Cintron-Rodriguez contends that his increased prison term based on the DUI conviction is unconstitutional under Baldasar. The Baldasar per curiam decision was a narrow one, containing no discussion of the relevant sixth amendment principles, but rather relying on the reasoning of three somewhat divergent concurring opinions. Although the reasoning of four of the Justices of the Baldasar plurality suggests that they would view any enhanced penalty based on a prior misdemeanor conviction as unconstitutional, the concurring opinion of the fifth member of the plurality, Justice Blackmun, provides no guidance in this case. Instead, Justice Blackmun voted with the majority because he believed, based on his dissenting view in Scott, that the right to counsel in misdemeanor cases should attach where the crime is punishable by more than six months imprisonment regardless of the sentence imposed; therefore he believed that the defendant's initial uncounseled conviction itself should have been ruled unconstitutional. Thus, we find that there is no common denominator applicable to this case upon which all of the Justices in the Baldasar majority agreed. See Schindler v. Clerk of Circuit Court, 715 F.2d 341, 345 (7th Cir.1983), cert. denied, 465 U.S. 1068, 104 S.Ct. 1419, 79 L.Ed.2d 745 (1984) (Baldasar "provides little guidance outside of the precise factual context in which it arose"); United States v. Robles-Sandoval, 637 F.2d 692, 693 n. 1 (9th Cir.), cert. denied, 451 U.S. 941, 101 S.Ct. 2025, 68 L.Ed.2d 330 (1981) ("The Court in Baldasar divided in such a way that no rule can be said to have resulted"); see generally United States v. Eckford, 910 F.2d 216, 219-20 (5th Cir.1990) (noting limited scope of Baldasar ).

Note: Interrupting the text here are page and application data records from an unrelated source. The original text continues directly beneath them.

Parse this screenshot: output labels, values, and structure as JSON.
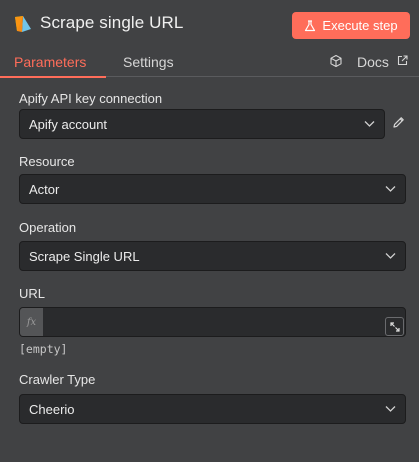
{
  "header": {
    "title": "Scrape single URL",
    "execute_label": "Execute step",
    "logo_icon": "apify-logo-icon",
    "accent_color": "#ff6d5a"
  },
  "tabs": {
    "parameters": "Parameters",
    "settings": "Settings",
    "docs": "Docs",
    "active": "Parameters"
  },
  "fields": {
    "credential": {
      "label": "Apify API key connection",
      "value": "Apify account"
    },
    "resource": {
      "label": "Resource",
      "value": "Actor"
    },
    "operation": {
      "label": "Operation",
      "value": "Scrape Single URL"
    },
    "url": {
      "label": "URL",
      "value": "",
      "expression_prefix": "fx",
      "hint": "[empty]"
    },
    "crawler": {
      "label": "Crawler Type",
      "value": "Cheerio"
    }
  }
}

The problem posed in this case--calculating a defendant's criminal history by relying in part on a prior uncounseled misdemeanor conviction--is different from the situation in Baldasar. In Baldasar, the defendant's prior conviction materially altered the substantive offense for which he could be held criminally responsible by converting it from a misdemeanor to a felony with a prison term--an offense that on its own would trigger a right to counsel. In the instant case, the court used an uncounseled misdemeanor conviction to determine the appropriate criminal history category for a crime that was already a felony. See id. (Baldasar does not preclude use of prior uncounseled misdemeanor convictions to determine sentence for subsequent offense); see also Schindler, 715 F.2d at 345 (prior uncounseled civil DUI violation could be used as basis for computing prison sentence for subsequent DUI criminal conviction under same statute); United States v. Peagler, 847 F.2d 756, 758 (11th Cir.1988) (per curiam) (allowing reliance on uncounseled convictions, but only "as they related to defendant's character, and ... reputation"); United States v. Robles-Sandoval, 637 F.2d 692, 693 n. 1 (9th Cir.), cert. denied, 451 U.S. 941, 101 S.Ct. 2025, 68 L.Ed.2d 330 (1981) (deportation order valid for purposes of supporting guilt or enhancing subsequent criminal punishment for illegally re-entering United States). But see Moore v. Jarvis, 885 F.2d 1565, 1571-73 & n. 14 (11th Cir.1989) (Baldasar would forbid "increased term of incarceration solely upon consideration of a prior conviction" where counsel was unavailable to indigent defendant); United States v. Brady, 928 F.2d 844 (9th Cir.1991). In the absence of any clear direction from the Supreme Court, and given the narrowness of the Baldasar holding, we decline to extend Baldasar to this case.

II. Gonzalez's Sentence


Although the district court orally sentenced Gonzalez to a term of imprisonment of 80 months with a five year term of supervised release and a $50.00 special assessment, Gonzalez's judgment of conviction erroneously indicates a sentence of 87 rather than 80 months. We therefore grant Gonzalez's request--unopposed by the Government--to amend his judgment to conform with the district court's oral pronouncement.

III. Conclusion


We have considered the defendants' other claims on appeal and we find them to be without merit. We therefore affirm the convictions and sentences of all three defendants except that we order that Gonzalez's judgment be amended to reflect a term of imprisonment of 80 months instead of 87 months.


Affirmed in part, judgment modified in part.


Gonzalez's judgment of conviction erroneously indicates a sentence of 87 rather than 80 months